Stifle was another offensive Summoner’s Spell that Riot Games removed pretty early on. However, this is the only spell on this list that I really think could fit the modern League of Legends.
With Stifle, you essentially silence an enemy champion and remove all of their buffs, including shields. It’s a sort of counter to Surge where you can instantly cleanse it from an opponent if they use it.
But Stifle could be used to counter so many different things in LoL. For example, let’s say that you’re up against Tryndamere and you want to kill him. Well, if you cast Stifle to silence him, he can’t use his R to prolong his life.
The global range of Stifle could easily be changed to be the same as Ignite or Exhaust. But even as such, the ability for any champion in the game to have silence is way too much for Riot to even consider putting this spell back, which is a shame, of course.
Revive is one of the few Summoner’s Spells on this list that made it a couple of seasons before it was removed in 2015. And as its name suggest, it was meant to revive your champion upon usage.
Revive had an extremely long cooldown but it did provide you with bonus movement speed when you respawn. This spell was meant to correct your mistake after you’ve been killed so you can quickly return to the fight.
Even though Revive wasn’t heavily used in competitive play, it does provide advantages that some champions and roles can abuse. Just imagine killing the enemy jungler so you can secure Baron but he uses Revive and comes to steal your objective away.
No to mention that Revive could be used in combination with Teleport to instantly get into the middle of everything.
Backtrack was just a temporary Summoner’s Spell that many of you probably missed it. It was alive only during an event in 2019, but it was a fun one to use.
Backrack could dash your champion backward while also giving you a shield and cleansing you of any CC. This fit very well with the chaotic gameplay of the mode, which was essentially ARAM Howling Abyss but in the theme of Bilgewater.
And out of all Summoner’s Spells on this list, this is the most likely one for us to see again if Riot Games decide to bring the Bucher’s Bridge event as well.
Read Also: How to Find Your Main Champion in League of Legends?
11. Smite – Multiple Versions
Smite is definitely the most reworked Summoner’s Spell in League of Legends. It seems like every couple of years Riot Games give it completely new effects with the latest being the jungle pets.
But in the past, these are all the Smites we used to have.
The purple Blasting Smite is still fondly remembered by so many old-school junglers. It was removed at the end of season 5 with its effects being AoE damage and stun when used on monsters.
Blasting Smite used to come from the item Ranger’s Trailblazer.
Scavenging Smite was Blasting Smite’s counterpart and came from the item Poacher’s Knife.
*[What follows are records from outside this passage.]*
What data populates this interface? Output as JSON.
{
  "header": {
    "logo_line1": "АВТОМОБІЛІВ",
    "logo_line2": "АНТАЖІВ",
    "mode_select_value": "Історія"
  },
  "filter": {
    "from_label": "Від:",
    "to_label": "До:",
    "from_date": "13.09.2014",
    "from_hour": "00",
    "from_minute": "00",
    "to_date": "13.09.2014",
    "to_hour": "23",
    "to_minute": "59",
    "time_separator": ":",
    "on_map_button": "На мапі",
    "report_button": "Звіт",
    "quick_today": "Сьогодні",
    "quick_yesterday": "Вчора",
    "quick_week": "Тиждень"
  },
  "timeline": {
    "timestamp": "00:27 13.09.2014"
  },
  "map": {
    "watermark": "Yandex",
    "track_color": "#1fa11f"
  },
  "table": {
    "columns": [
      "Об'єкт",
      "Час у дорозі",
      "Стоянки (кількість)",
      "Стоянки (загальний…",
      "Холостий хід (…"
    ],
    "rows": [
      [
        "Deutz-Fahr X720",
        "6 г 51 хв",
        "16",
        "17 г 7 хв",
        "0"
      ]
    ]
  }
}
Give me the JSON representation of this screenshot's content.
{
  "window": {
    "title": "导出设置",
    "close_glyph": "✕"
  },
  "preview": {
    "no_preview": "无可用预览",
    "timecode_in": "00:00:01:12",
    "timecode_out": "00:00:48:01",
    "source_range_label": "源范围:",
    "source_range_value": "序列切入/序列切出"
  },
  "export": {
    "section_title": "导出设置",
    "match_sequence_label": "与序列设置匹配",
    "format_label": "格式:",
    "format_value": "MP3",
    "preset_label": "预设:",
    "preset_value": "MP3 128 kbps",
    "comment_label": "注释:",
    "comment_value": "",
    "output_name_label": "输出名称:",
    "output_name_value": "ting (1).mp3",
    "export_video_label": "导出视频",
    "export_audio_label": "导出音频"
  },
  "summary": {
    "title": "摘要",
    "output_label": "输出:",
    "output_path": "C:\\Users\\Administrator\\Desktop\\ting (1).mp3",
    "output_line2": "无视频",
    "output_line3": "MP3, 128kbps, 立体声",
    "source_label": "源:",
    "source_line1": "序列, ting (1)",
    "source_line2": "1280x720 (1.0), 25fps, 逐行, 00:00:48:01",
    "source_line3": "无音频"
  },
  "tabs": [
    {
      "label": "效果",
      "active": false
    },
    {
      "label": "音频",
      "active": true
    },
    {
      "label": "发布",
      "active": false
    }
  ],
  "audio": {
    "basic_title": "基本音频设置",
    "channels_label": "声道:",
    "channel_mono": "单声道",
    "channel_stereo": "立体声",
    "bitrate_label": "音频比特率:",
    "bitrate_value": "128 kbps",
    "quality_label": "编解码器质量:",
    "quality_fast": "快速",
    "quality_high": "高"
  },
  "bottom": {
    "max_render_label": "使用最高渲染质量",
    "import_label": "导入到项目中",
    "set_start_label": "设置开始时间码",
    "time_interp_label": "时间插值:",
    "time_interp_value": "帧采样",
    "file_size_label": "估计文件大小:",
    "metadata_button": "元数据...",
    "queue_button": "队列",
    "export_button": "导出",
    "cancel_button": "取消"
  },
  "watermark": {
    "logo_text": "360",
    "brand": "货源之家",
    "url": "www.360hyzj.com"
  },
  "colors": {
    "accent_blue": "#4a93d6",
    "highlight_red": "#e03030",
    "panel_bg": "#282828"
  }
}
This Smite was meant to be used on aggressive junglers that liked to invade and counter-jungle. It essentially halved the cooldown when used in the enemy jungle, so you can use it again after a short period of time.
Challenging Smite was one of the most long-lasting Smites that the LoL community ever witnessed.
The red smite used to give you bonus true damage against an enemy champion while also reducing the damage you take from your target. And it worked fantastically well on champions like Graves!
And Chilling Smite was the friend of Challenging Smite when they were both removed at the end of season 12.
The blue smite used to slow your target so champions like Rammus and Zac could easily keep up with the fleeing enemies.
Read Also: How to Get Enough Mythic Essence in League of Legends?
In its early days, League of Legends was far more experimental. And before Riot Games defined clear intention with their title and found their recipe for success, League had inspiration from all kinds of games.
You can make the argument that that was exactly what made it more fun. And I’d agree with you that LoL has currently a very small number of Summoner’s Spells that don’t ever change. Almost every mid laner runs Flash and Ignite while all top laners run Flash and Teleport.
All in all, here’s a link where you can read more about all the Summoner’s Spells I mentioned on this list and check what they looked like in-game.